§ **PROMPT**
In the material below, which lines hold the word "indicator"? Pick each one out.

§ **RECORDS SHOWN**
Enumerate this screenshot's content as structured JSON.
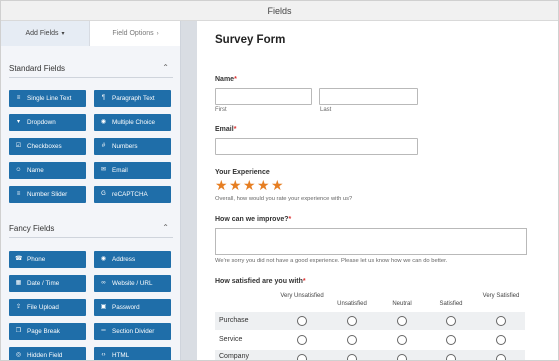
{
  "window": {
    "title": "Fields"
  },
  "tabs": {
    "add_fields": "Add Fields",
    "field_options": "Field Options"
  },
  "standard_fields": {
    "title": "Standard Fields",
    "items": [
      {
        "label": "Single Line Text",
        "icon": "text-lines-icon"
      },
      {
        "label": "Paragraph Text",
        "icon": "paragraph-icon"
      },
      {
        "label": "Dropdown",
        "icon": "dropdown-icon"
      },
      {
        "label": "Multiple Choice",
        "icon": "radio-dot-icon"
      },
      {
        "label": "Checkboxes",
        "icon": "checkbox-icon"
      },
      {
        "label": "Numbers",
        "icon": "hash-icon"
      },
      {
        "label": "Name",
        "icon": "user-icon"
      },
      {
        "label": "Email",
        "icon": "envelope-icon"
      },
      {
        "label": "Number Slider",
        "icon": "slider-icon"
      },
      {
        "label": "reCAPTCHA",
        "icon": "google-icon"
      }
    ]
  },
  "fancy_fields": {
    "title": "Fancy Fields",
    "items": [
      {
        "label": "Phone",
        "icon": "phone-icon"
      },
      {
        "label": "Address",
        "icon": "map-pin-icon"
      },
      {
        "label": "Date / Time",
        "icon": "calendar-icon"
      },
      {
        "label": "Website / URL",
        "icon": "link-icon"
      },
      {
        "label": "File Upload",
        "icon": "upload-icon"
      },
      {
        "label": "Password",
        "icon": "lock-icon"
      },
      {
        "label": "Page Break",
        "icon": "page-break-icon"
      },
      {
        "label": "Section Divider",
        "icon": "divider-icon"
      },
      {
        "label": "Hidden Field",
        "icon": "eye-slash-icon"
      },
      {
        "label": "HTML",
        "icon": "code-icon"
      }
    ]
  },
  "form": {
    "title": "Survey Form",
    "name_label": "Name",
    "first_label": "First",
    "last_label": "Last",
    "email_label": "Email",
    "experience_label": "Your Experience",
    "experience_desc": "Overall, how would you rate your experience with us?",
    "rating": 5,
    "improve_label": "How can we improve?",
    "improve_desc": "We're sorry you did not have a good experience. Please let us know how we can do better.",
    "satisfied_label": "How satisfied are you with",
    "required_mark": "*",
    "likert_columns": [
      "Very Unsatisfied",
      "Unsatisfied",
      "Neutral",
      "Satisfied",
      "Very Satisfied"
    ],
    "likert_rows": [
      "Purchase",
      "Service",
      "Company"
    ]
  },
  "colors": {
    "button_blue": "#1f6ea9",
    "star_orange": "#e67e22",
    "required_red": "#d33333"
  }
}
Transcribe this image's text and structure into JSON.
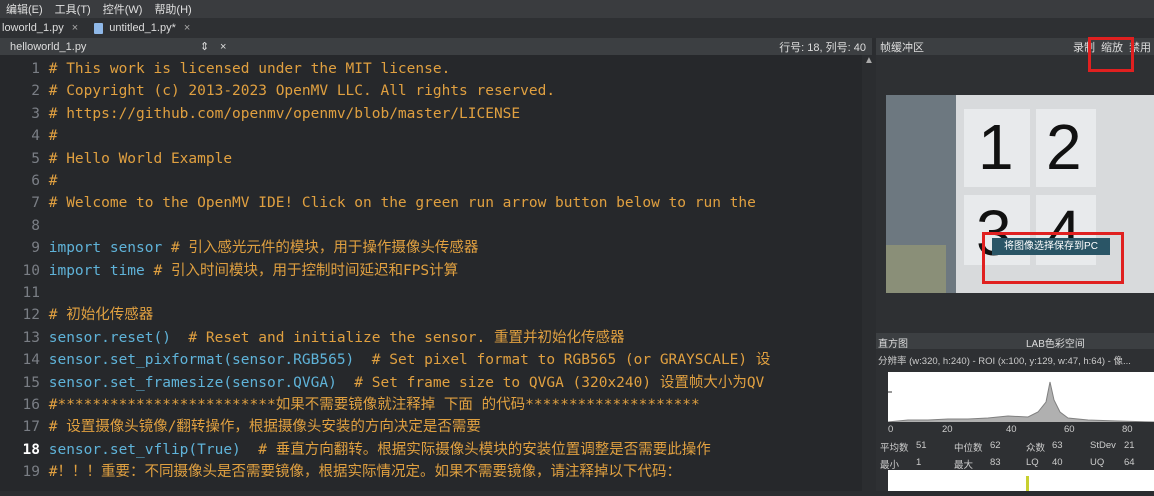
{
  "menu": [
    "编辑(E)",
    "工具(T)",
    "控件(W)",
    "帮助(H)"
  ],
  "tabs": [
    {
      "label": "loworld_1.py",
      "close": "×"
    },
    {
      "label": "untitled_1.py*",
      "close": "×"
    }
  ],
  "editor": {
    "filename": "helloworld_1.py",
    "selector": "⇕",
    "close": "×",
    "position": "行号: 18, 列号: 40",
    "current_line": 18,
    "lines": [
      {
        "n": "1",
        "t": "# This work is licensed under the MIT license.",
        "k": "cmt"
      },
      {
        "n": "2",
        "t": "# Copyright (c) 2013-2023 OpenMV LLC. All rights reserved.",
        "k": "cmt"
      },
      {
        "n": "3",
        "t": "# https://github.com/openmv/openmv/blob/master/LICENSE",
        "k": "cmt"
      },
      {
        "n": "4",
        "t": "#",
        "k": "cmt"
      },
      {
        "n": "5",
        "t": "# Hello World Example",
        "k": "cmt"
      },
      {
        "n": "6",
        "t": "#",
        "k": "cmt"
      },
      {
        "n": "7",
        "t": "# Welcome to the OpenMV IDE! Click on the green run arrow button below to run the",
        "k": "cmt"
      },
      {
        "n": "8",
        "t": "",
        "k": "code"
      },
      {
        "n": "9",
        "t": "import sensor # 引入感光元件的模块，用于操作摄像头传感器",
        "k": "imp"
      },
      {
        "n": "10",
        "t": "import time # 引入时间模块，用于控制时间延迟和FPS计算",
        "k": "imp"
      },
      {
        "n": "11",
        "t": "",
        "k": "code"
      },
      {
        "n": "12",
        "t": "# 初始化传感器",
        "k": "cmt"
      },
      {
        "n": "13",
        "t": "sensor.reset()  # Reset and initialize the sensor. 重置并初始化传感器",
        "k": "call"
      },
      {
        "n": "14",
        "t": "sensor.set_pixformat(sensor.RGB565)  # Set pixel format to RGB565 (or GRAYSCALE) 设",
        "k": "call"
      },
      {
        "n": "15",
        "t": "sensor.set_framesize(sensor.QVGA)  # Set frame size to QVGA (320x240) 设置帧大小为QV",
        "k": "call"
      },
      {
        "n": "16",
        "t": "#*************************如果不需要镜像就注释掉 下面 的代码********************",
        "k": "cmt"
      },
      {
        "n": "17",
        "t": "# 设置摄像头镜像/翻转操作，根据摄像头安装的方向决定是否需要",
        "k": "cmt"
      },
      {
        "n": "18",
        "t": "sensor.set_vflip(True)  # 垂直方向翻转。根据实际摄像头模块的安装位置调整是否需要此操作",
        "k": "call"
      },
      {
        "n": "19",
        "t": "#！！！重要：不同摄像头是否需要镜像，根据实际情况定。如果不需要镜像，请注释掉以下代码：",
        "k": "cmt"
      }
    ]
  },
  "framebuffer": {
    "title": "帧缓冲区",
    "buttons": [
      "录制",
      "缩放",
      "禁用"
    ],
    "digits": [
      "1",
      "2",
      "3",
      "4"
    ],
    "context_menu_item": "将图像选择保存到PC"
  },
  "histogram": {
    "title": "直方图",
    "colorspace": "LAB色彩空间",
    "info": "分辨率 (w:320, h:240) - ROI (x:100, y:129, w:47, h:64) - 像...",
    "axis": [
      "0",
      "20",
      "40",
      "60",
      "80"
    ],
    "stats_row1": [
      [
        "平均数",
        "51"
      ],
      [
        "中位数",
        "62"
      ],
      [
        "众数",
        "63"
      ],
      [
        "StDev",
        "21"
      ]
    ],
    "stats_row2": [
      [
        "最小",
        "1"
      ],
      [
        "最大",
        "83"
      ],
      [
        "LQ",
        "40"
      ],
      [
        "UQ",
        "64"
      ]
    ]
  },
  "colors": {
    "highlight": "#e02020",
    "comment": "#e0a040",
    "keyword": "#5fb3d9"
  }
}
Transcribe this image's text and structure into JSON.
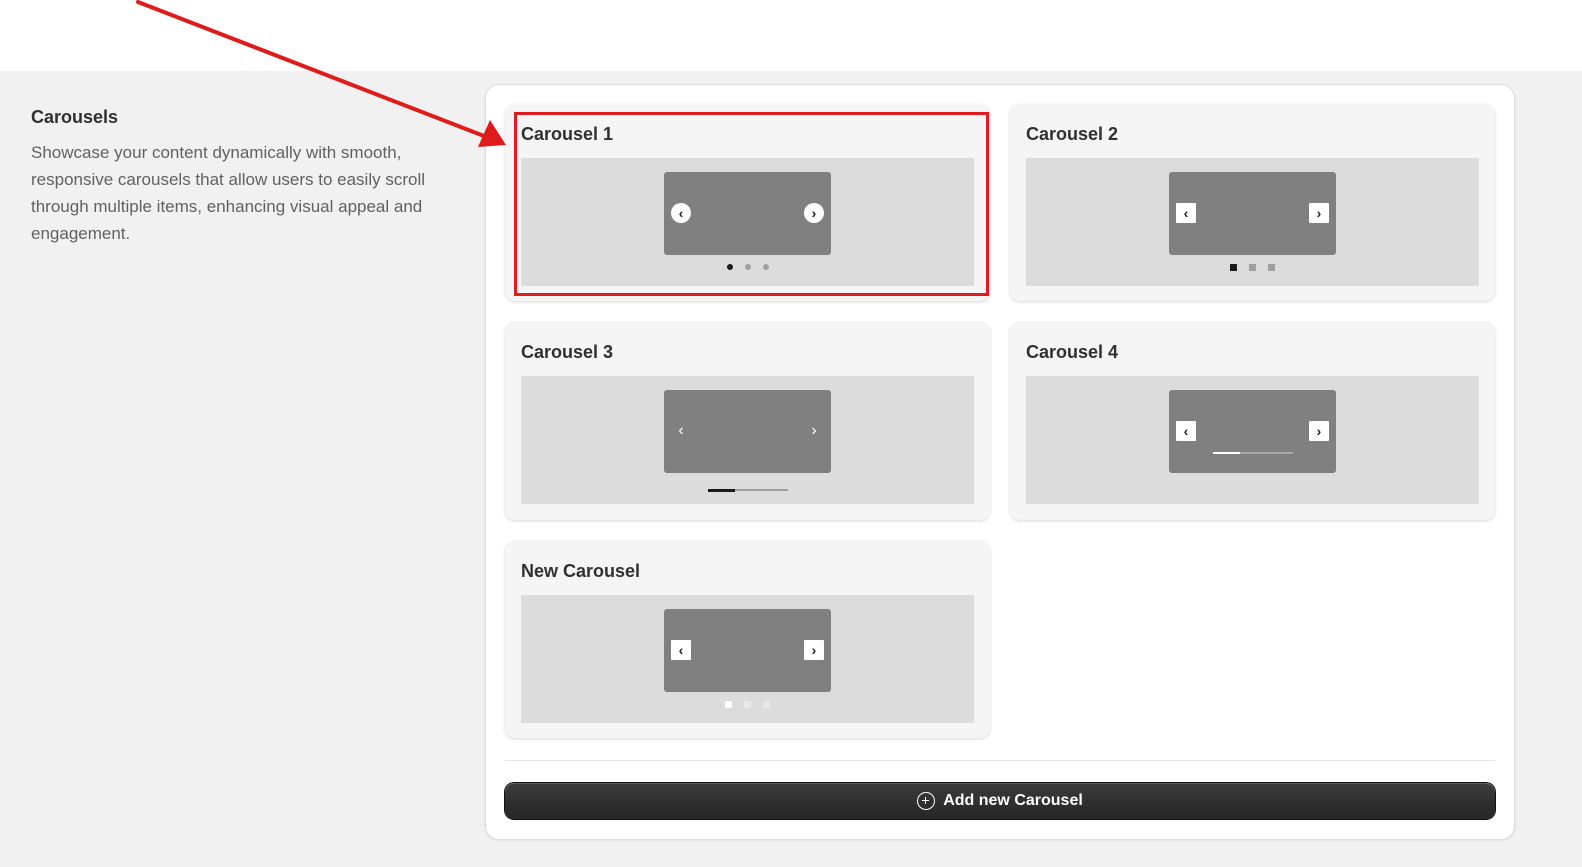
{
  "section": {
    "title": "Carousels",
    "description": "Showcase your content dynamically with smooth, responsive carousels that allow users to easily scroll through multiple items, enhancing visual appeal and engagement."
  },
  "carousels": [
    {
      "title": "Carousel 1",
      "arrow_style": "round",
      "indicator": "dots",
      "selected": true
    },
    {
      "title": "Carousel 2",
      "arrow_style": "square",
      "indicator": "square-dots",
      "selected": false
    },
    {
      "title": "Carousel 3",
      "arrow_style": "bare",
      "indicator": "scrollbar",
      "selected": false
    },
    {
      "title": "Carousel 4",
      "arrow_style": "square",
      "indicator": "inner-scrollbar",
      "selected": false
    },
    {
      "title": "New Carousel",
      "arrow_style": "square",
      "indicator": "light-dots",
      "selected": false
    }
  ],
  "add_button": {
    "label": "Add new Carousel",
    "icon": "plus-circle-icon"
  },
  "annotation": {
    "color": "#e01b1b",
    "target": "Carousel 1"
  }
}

§ **EXPECTED ANSWER**
      "indicator": "dots",
      "indicator": "square-dots",
      "indicator": "scrollbar",
      "indicator": "inner-scrollbar",
      "indicator": "light-dots",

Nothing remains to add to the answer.